7. Teach Them Empathy
Attune to them and their needs. When you provide a kind response to your child, you are demonstrating empathy. It’s also important to show them how you empathize with others. You can share your thoughts or even be strategic about narrating something you are seeing. “Oh my gosh, that little girl’s balloon just got caught in the breeze and blew away. I bet she is feeling really sad right now.”
8. Use Emotional Regulation Strategies
It’s kind of hard to be nice to people when you are struggling with your own big emotions like sadness, anger, jealousy, etc. So, we must teach our kids kindness by teaching them how to safely and appropriately manage their big emotions. This means using emotional regulation strategies like mindfulness, meditation, and journaling.
9. Expand Their Circle of Concern

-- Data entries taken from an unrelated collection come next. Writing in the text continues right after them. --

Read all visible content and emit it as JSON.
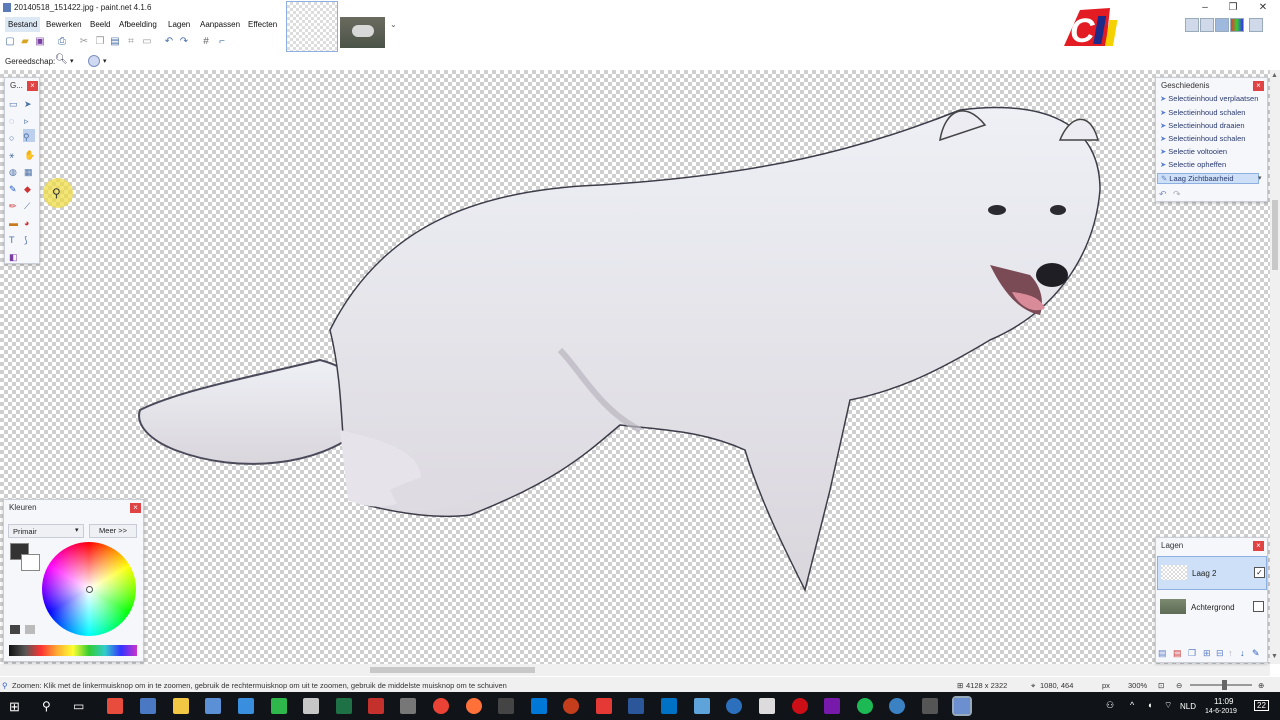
{
  "window": {
    "title": "20140518_151422.jpg - paint.net 4.1.6",
    "buttons": [
      "–",
      "❐",
      "✕"
    ]
  },
  "menu": [
    "Bestand",
    "Bewerken",
    "Beeld",
    "Afbeelding",
    "Lagen",
    "Aanpassen",
    "Effecten"
  ],
  "toolrow2": {
    "label": "Gereedschap:"
  },
  "logo": {
    "text": "CI"
  },
  "tools_panel": {
    "title": "G..."
  },
  "history": {
    "title": "Geschiedenis",
    "items": [
      "Selectieinhoud verplaatsen",
      "Selectieinhoud schalen",
      "Selectieinhoud draaien",
      "Selectieinhoud schalen",
      "Selectie voltooien",
      "Selectie opheffen",
      "Laag Zichtbaarheid"
    ],
    "selected_index": 6
  },
  "colors": {
    "title": "Kleuren",
    "mode": "Primair",
    "more": "Meer >>"
  },
  "layers": {
    "title": "Lagen",
    "items": [
      {
        "name": "Laag 2",
        "checked": true
      },
      {
        "name": "Achtergrond",
        "checked": false
      }
    ]
  },
  "status": {
    "hint": "Zoomen: Klik met de linkermuisknop om in te zoomen, gebruik de rechtermuisknop om uit te zoomen, gebruik de middelste muisknop om te schuiven",
    "size": "4128 x 2322",
    "position": "1080, 464",
    "unit": "px",
    "zoom": "300%"
  },
  "taskbar": {
    "lang": "NLD",
    "time": "11:09",
    "date": "14-6-2019",
    "notif": "22"
  }
}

Get your child thinking about other people. You can read stories like I mentioned earlier to get them thinking about or in the mind frame of how other people live. Volunteering your time to work with groups of people with different life circumstances or abilities can expose your child to other lives. You could also celebrate or learn about holidays, religions, and historical events to get them to consider people’s experiences outside their immediate circle.
10. Foster Kind Habits

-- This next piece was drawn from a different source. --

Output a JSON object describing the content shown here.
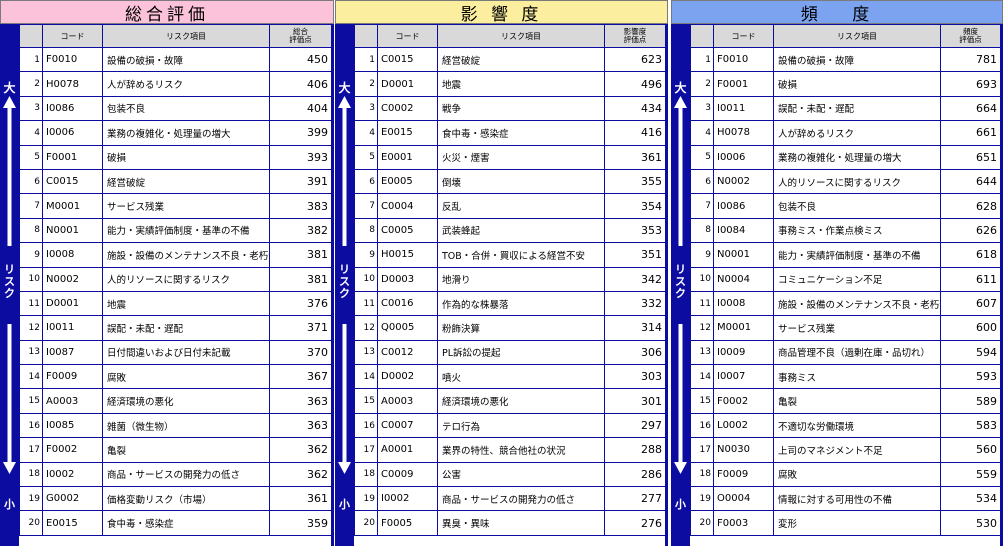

Practice kindness in your lives and make these habits or traditions. Perhaps every time your child outgrows their clothes, or when the seasons change, you can pack their old clothes and donate them. Perhaps every Christmas, you put together a care package or present for a child their age that they can donate to a local refuge. Maybe you can send your old towels to a local animal shelter. You don’t need to spend lots of money; you can donate old or unused things or your time and effort. But involve your child in these acts to teach them kindness regularly.
I don’t mean praise in the regular way that you probably think. It’s nice to say, “Good job, you were so kind to your cousin when you shared your toy,” but when we do this, we create a reliance on other people for our kids to feel good about themselves. Or they rely on this praise or expect it when they have been kind. This pretty much undermines the whole premise of being kind (doing something for the sake of it, not for the reward). Instead, ask them how they feel after a kind act. “Wow, how do you feel after donating all your old toys? How do you think the children who receive them might feel?” You are getting them thinking about their actions and the consequences and praising themselves, which helps them feel confident and pretty darn good about themselves.

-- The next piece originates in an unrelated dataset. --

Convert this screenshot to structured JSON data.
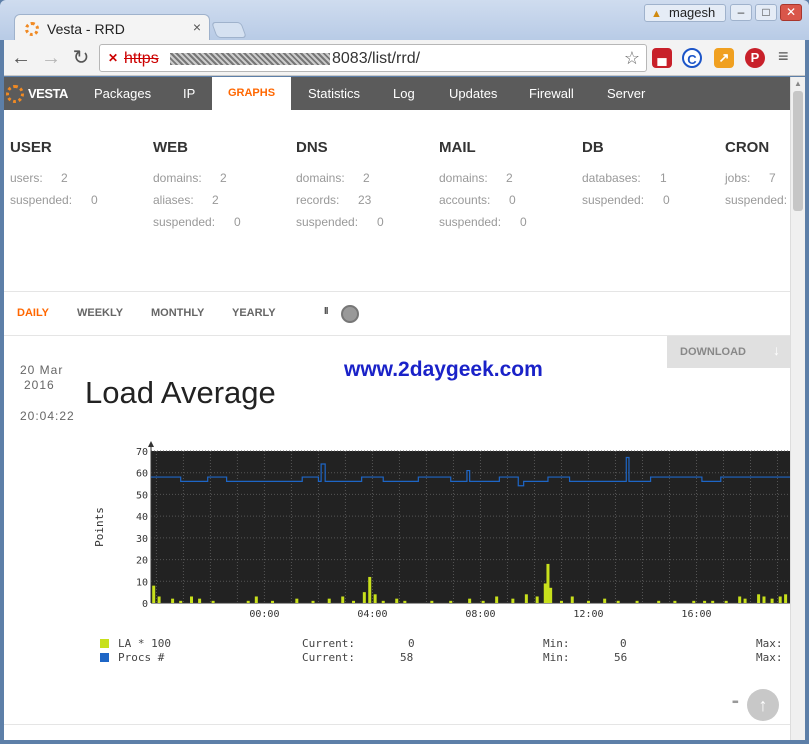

Although kindness is something ingrained in our kids, it’s essential that we actively encourage it. Not only will teaching them kindness help your child feel good for helping and making a positive change in the community or the people in their lives, but they will also feel good about themselves. Remember when I first said parents generally want two things for their kids? That they will be happy and have raised a “good” human? Helping your child become kind will fulfill these and help them experience positive well-being, relationships, and general happiness. A win-win!